I doubt the orange bleeds are caused by the lens though – These are usually an effect of stray light. Vignetting would darken/lighten the edges but not colour them.

I got mine from Kamerastore in Finland. I suppose these days you have to pay import tax, could still be worth it though. Might get some Santa color while you are at it. Very nice film.

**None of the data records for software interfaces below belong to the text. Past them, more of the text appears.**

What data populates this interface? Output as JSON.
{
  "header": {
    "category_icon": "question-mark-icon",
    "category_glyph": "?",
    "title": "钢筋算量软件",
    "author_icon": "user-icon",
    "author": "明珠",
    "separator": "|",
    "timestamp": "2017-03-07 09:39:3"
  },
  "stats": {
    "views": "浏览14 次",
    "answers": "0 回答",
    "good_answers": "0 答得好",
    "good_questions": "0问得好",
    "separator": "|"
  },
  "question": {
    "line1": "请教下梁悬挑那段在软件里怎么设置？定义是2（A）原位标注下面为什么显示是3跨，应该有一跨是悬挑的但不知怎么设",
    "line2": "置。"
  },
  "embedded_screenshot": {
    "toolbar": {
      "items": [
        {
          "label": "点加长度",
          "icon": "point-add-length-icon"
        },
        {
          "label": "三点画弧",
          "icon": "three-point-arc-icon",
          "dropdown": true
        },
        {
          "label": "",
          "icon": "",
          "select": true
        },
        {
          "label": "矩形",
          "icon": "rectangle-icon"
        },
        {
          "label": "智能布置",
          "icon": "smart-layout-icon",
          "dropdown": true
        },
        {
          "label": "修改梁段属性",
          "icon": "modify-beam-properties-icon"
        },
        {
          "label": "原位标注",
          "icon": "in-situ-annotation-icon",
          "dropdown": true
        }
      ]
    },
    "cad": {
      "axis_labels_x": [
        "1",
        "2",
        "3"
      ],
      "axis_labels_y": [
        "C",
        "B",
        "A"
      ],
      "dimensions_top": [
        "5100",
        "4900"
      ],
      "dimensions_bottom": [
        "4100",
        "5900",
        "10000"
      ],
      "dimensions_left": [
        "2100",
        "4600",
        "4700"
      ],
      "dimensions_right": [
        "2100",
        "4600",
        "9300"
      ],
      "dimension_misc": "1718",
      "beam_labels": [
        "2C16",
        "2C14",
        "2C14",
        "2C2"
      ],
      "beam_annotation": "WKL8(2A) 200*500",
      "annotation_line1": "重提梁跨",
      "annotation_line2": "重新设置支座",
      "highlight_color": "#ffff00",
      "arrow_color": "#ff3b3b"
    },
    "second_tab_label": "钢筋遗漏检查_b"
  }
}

Mine is super sharp as well. Im just super pixel peeping. It’s just good to get to know the lens. But the vignetting is bothersome. Vignettes creates orange “light bleeds”, that I have learned the hard way. Trying to eliminate every other factor possible. It could differ from copy to copy, I tried some other lenses and they also cause light bleeds. I think it’s a case of once you notice it you can’t unsee it. But it’s all solved with the flat field correction. Just perfect scans. It would be interesting to see other photographers scans to see if its the copy of the lens doing it.

I had some issues with stray light – basically only with the Valoi Advancer and 120 film – which never showed up with other holders / smaller formats. I believe this is a design flaw of the Valoi in combination with bright light sources.

These gaps here: – Once I taped them off, all corner/side light bleeds were gone. First I did it with black gaffer tape, next up with black foam, cut to fit. The light bleeds only showed up with really bright light sources. Other than that, it was all fine.